And so Ku has since bid on HUD projects in Michigan, Alabama and Connecticut; becoming owner’s of properties in two of the three instances.

According to an article in the Ann Arbor News from last June, Ku was the high bidder on the Parkview Apartments in Ypsilanti, Michigan in 2005, but tenants sued HUD to block the sale alleging that the federal organization had illegally invalidated a prior agreement with the city and also that Ku should not have been a qualified bidder.

The suit remained in the legal system from the fall of 2005 to March 2006, at which time HUD offered to cancel the sale to Ku if the tenants withdrew the suit. The tenants agreed, years later a renovation plan recently began moving forward.

According to Jack Cann, Senior Staff Attorney of the Housing Preservation Project (HPP), in St. Paul, an affidavit was submitted by an attorney of the New York City Department of Housing and Preservation and Development in association with the 2005 Ypsilanti lawsuit indicating that:

• Ku owned 13 buildings with 223 apartments in New York City;

• During Ku’s ownership, HPD cited him for 2,953 code violations;

• Code violations at Ku’s buildings were cited at a rate 10 times higher than under previous owners of the buildings;

• Only 35 of those 2,953 violations were certified as corrected within the time allowed, and took an average of 992 days to correct.

Nevertheless, Ku was approved as the high bidder on HUD foreclosure sales of the Birmingham Trade Towers, Alabama, in 2005 and the Clay Hill Apartments in Hartford, Connecticut earlier this year.

According to Cann, Ku’s 13 buildings in New York City currently have 709 open code violations, most of them characterized as “hazardous” or “immediately hazardous.”

Levy says that UHAB tries to focus its energies on aiding the worst living quarters in New York and that, as a rule of thumb, complexes with more than one code violation tend to be considered worse. 

At 13 buildings and 223 apartments, Ku would average a little over three inspector verified complaints per New York apartment.
Levy says she has seen apartments with as many as 10.

As for the Pueblo de Mayagüez that Ku purchased from HUD in foreclosure, according to city documents, it currently has 171 complaints. Of those, 170 were registered after Ku became owner.


According to Minnesota HUD Director of Asset Management, Laura Simpson, a determination on whether or not to accept Ku’s $429,500 offer for the 40-unit Riverview Apartments is expected roughly thirty days from the Riverview Apartments auction date. The state office will then make a recommendation to the regional Fort Worth office, which is also expected to make a final decision within 30 days.

Simpson said that Ku also has one earlier bid on an additional Minnesota HUD property, the 122-unit Shingle Creek Towers apartment building located in Brooklyn Center.  
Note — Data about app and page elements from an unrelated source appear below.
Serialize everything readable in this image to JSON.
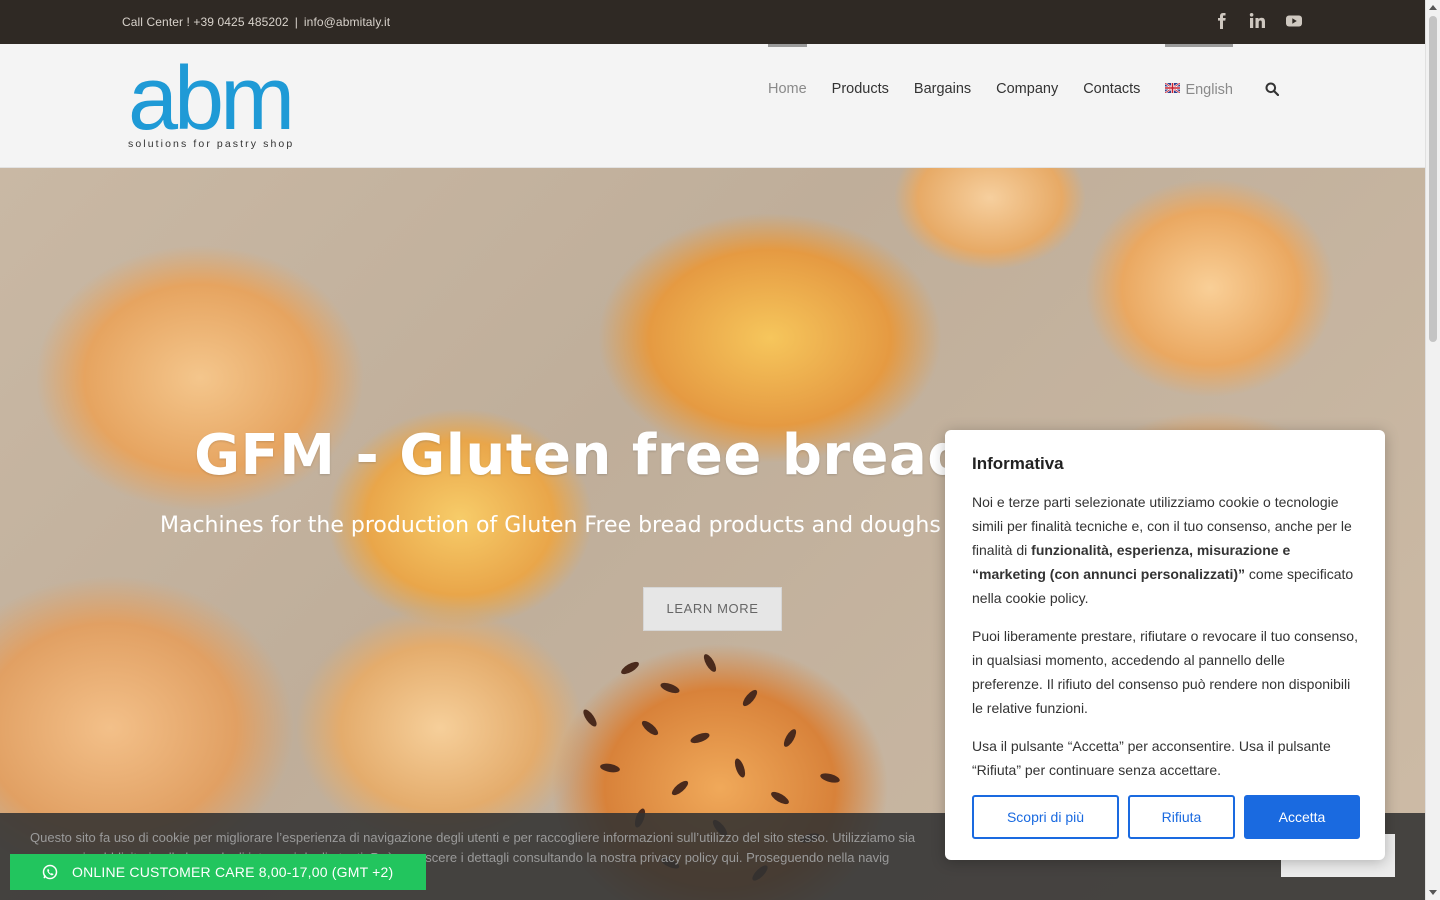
{
  "topbar": {
    "call_center": "Call Center ! +39 0425 485202",
    "separator": "|",
    "email": "info@abmitaly.it",
    "social": [
      "facebook-icon",
      "linkedin-icon",
      "youtube-icon"
    ]
  },
  "header": {
    "logo_word": "abm",
    "logo_tagline": "solutions for pastry shop",
    "nav": [
      "Home",
      "Products",
      "Bargains",
      "Company",
      "Contacts"
    ],
    "language": "English"
  },
  "hero": {
    "title": "GFM - Gluten free bread",
    "subtitle": "Machines for the production of Gluten Free bread products and doughs",
    "button": "LEARN MORE"
  },
  "cookie_bar": {
    "line1": "Questo sito fa uso di cookie per migliorare l’esperienza di navigazione degli utenti e per raccogliere informazioni sull’utilizzo del sito stesso. Utilizziamo sia",
    "line2": "messaggi pubblicitari sulla base degli interessi degli utenti. Può conoscere i dettagli consultando la nostra privacy policy qui. Proseguendo nella navig"
  },
  "customer_care": {
    "label": "ONLINE CUSTOMER CARE 8,00-17,00 (GMT +2)"
  },
  "consent": {
    "title": "Informativa",
    "p1_a": "Noi e terze parti selezionate utilizziamo cookie o tecnologie simili per finalità tecniche e, con il tuo consenso, anche per le finalità di ",
    "p1_bold": "funzionalità, esperienza, misurazione e “marketing (con annunci personalizzati)”",
    "p1_b": " come specificato nella cookie policy.",
    "p2": "Puoi liberamente prestare, rifiutare o revocare il tuo consenso, in qualsiasi momento, accedendo al pannello delle preferenze. Il rifiuto del consenso può rendere non disponibili le relative funzioni.",
    "p3": "Usa il pulsante “Accetta” per acconsentire. Usa il pulsante “Rifiuta” per continuare senza accettare.",
    "btn_more": "Scopri di più",
    "btn_reject": "Rifiuta",
    "btn_accept": "Accetta"
  },
  "colors": {
    "topbar_bg": "#2f2924",
    "logo_blue": "#1f9ad6",
    "consent_blue": "#1a6ae0",
    "whatsapp_green": "#22c55e"
  }
}
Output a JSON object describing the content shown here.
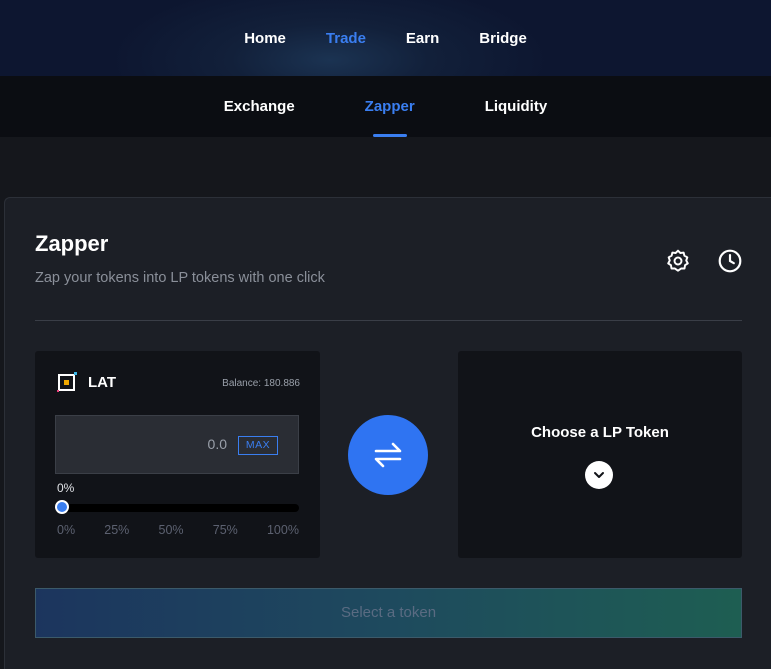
{
  "nav": {
    "items": [
      {
        "label": "Home"
      },
      {
        "label": "Trade"
      },
      {
        "label": "Earn"
      },
      {
        "label": "Bridge"
      }
    ],
    "active": "Trade"
  },
  "subnav": {
    "tabs": [
      {
        "label": "Exchange"
      },
      {
        "label": "Zapper"
      },
      {
        "label": "Liquidity"
      }
    ],
    "active": "Zapper"
  },
  "card": {
    "title": "Zapper",
    "subtitle": "Zap your tokens into LP tokens with one click",
    "icons": [
      "gear-icon",
      "clock-icon"
    ]
  },
  "from": {
    "token": "LAT",
    "balance": "Balance: 180.886",
    "amount": "0.0",
    "max_label": "MAX",
    "percent_label": "0%",
    "percent": 0,
    "ticks": [
      "0%",
      "25%",
      "50%",
      "75%",
      "100%"
    ]
  },
  "to": {
    "label": "Choose a LP Token"
  },
  "action": {
    "button_label": "Select a token"
  },
  "colors": {
    "accent": "#3a7ef0",
    "swap": "#2f74f2",
    "panel": "#111318",
    "card": "#1c1f26"
  }
}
A determination on that property is expected anytime, according to HUD officials. But a sale could end up being stalled by a lawsuit filed by the HPP on June 22.

The complaint alleges that, HUD plans to “eliminate current rent limits and other tenants protections after the foreclosure ... runs contrary to federal statures and its own regulations.”  
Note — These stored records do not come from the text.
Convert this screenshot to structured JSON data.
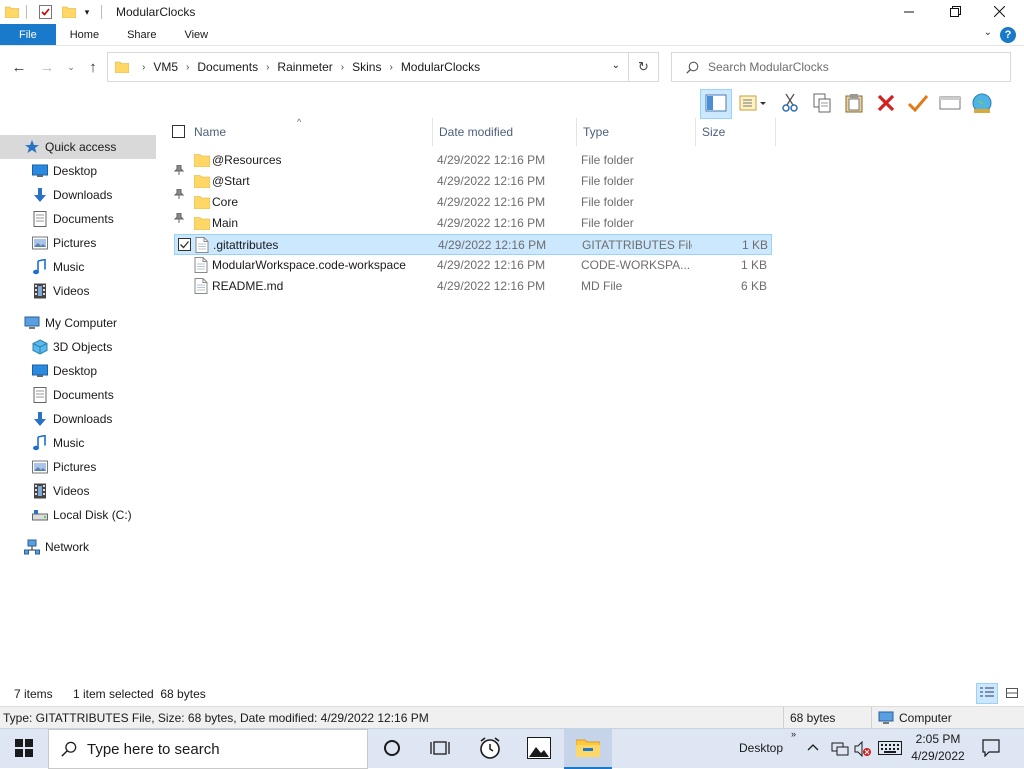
{
  "window": {
    "title": "ModularClocks",
    "minimize_icon": "minimize-icon",
    "maximize_icon": "maximize-icon",
    "close_icon": "close-icon"
  },
  "ribbon": {
    "tabs": [
      {
        "label": "File"
      },
      {
        "label": "Home"
      },
      {
        "label": "Share"
      },
      {
        "label": "View"
      }
    ],
    "help_label": "?"
  },
  "address": {
    "breadcrumbs": [
      "VM5",
      "Documents",
      "Rainmeter",
      "Skins",
      "ModularClocks"
    ]
  },
  "search": {
    "placeholder": "Search ModularClocks"
  },
  "nav_pane": {
    "quick_access": {
      "label": "Quick access",
      "items": [
        {
          "label": "Desktop",
          "icon": "desktop-icon",
          "pinned": true
        },
        {
          "label": "Downloads",
          "icon": "downloads-icon",
          "pinned": true
        },
        {
          "label": "Documents",
          "icon": "documents-icon",
          "pinned": true
        },
        {
          "label": "Pictures",
          "icon": "pictures-icon",
          "pinned": true
        },
        {
          "label": "Music",
          "icon": "music-icon",
          "pinned": false
        },
        {
          "label": "Videos",
          "icon": "videos-icon",
          "pinned": false
        }
      ]
    },
    "my_computer": {
      "label": "My Computer",
      "items": [
        {
          "label": "3D Objects",
          "icon": "3d-objects-icon"
        },
        {
          "label": "Desktop",
          "icon": "desktop-icon"
        },
        {
          "label": "Documents",
          "icon": "documents-icon"
        },
        {
          "label": "Downloads",
          "icon": "downloads-icon"
        },
        {
          "label": "Music",
          "icon": "music-icon"
        },
        {
          "label": "Pictures",
          "icon": "pictures-icon"
        },
        {
          "label": "Videos",
          "icon": "videos-icon"
        },
        {
          "label": "Local Disk (C:)",
          "icon": "local-disk-icon"
        }
      ]
    },
    "network": {
      "label": "Network"
    }
  },
  "columns": {
    "name": "Name",
    "date": "Date modified",
    "type": "Type",
    "size": "Size"
  },
  "files": [
    {
      "name": "@Resources",
      "date": "4/29/2022 12:16 PM",
      "type": "File folder",
      "size": "",
      "kind": "folder",
      "selected": false
    },
    {
      "name": "@Start",
      "date": "4/29/2022 12:16 PM",
      "type": "File folder",
      "size": "",
      "kind": "folder",
      "selected": false
    },
    {
      "name": "Core",
      "date": "4/29/2022 12:16 PM",
      "type": "File folder",
      "size": "",
      "kind": "folder",
      "selected": false
    },
    {
      "name": "Main",
      "date": "4/29/2022 12:16 PM",
      "type": "File folder",
      "size": "",
      "kind": "folder",
      "selected": false
    },
    {
      "name": ".gitattributes",
      "date": "4/29/2022 12:16 PM",
      "type": "GITATTRIBUTES File",
      "size": "1 KB",
      "kind": "file",
      "selected": true
    },
    {
      "name": "ModularWorkspace.code-workspace",
      "date": "4/29/2022 12:16 PM",
      "type": "CODE-WORKSPA...",
      "size": "1 KB",
      "kind": "file",
      "selected": false
    },
    {
      "name": "README.md",
      "date": "4/29/2022 12:16 PM",
      "type": "MD File",
      "size": "6 KB",
      "kind": "file",
      "selected": false
    }
  ],
  "status": {
    "item_count": "7 items",
    "selection": "1 item selected  68 bytes"
  },
  "info_bar": {
    "details": "Type: GITATTRIBUTES File, Size: 68 bytes, Date modified: 4/29/2022 12:16 PM",
    "size": "68 bytes",
    "location": "Computer"
  },
  "taskbar": {
    "search_placeholder": "Type here to search",
    "desktop_label": "Desktop",
    "time": "2:05 PM",
    "date": "4/29/2022"
  },
  "colors": {
    "accent": "#1979ca",
    "selection": "#cce8ff",
    "selection_border": "#99d1ff",
    "nav_selected": "#d9d9d9",
    "folder": "#ffd766"
  }
}
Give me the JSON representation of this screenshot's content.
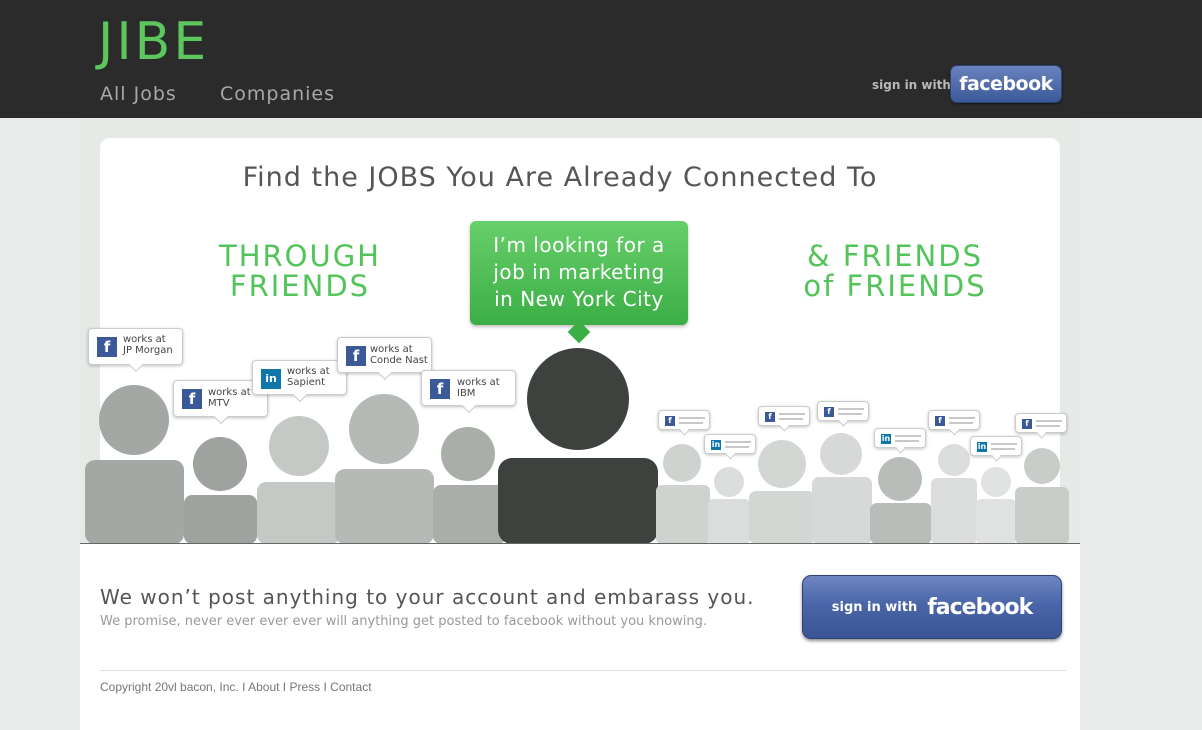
{
  "header": {
    "logo": "JIBE",
    "nav": [
      {
        "label": "All Jobs"
      },
      {
        "label": "Companies"
      }
    ],
    "signin_prefix": "sign in with",
    "facebook_label": "facebook"
  },
  "hero": {
    "title": "Find the JOBS You Are Already Connected To",
    "left_heading_1": "THROUGH",
    "left_heading_2": "FRIENDS",
    "right_heading_1": "& FRIENDS",
    "right_heading_2": "of FRIENDS",
    "speech": [
      "I’m looking for a",
      "job in marketing",
      "in New York City"
    ],
    "cards": [
      {
        "network": "facebook",
        "line1": "works at",
        "line2": "JP Morgan"
      },
      {
        "network": "facebook",
        "line1": "works at",
        "line2": "MTV"
      },
      {
        "network": "linkedin",
        "line1": "works at",
        "line2": "Sapient"
      },
      {
        "network": "facebook",
        "line1": "works at",
        "line2": "Conde Nast"
      },
      {
        "network": "facebook",
        "line1": "works at",
        "line2": "IBM"
      }
    ],
    "mini_cards": [
      "facebook",
      "linkedin",
      "facebook",
      "facebook",
      "linkedin",
      "facebook",
      "linkedin",
      "facebook"
    ]
  },
  "promise": {
    "tagline": "We won’t post anything to your account and embarass you.",
    "subline": "We promise, never ever ever ever will anything get posted to facebook without you knowing.",
    "button_prefix": "sign in with",
    "button_brand": "facebook"
  },
  "footer": {
    "copyright": "Copyright 20vl bacon, Inc.",
    "sep": " I ",
    "links": [
      "About",
      "Press",
      "Contact"
    ]
  },
  "colors": {
    "brand_green": "#52c45a",
    "facebook_blue": "#3b5998",
    "linkedin_blue": "#0e76a8",
    "topbar": "#2b2b2b"
  }
}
Cann said that the suit was developed prior to the discovery that Ku was the project’s potential owner, and that HPP is debating whether to amend the complaint now or to wait to hear HUD’s determination.   

According to Granite Falls EDA Director Dennis Van Hoof, if HUD denies Ku the sale of the property, instead of returning to auction the next highest bidder from Riverview auction will be considered until a developer is approved.

Including Ku, there were a total of five bidders at the auction. Republic First, Inc. was the second highest bidder, followed by Montevideo real estate agency Van Binsbergen & Associates ­– who HUD has hired to manage the Riverview Apartments for the past year.

City officials have stated a preference that ownership would remain local.

Said Mayor Dave Smiglewski, “I think it’s safe to say that we’re concerned that the ownership of the building falls into the right hands, and that whoever comes to own the building looks out for the interests of the current residents, future residents and the community.

“We have codes and expectations that need to be fulfilled. It is our expectation that the new owner will do that.”

Copyright 2011 Granite Falls Advocate Tribune. Some rights reserved.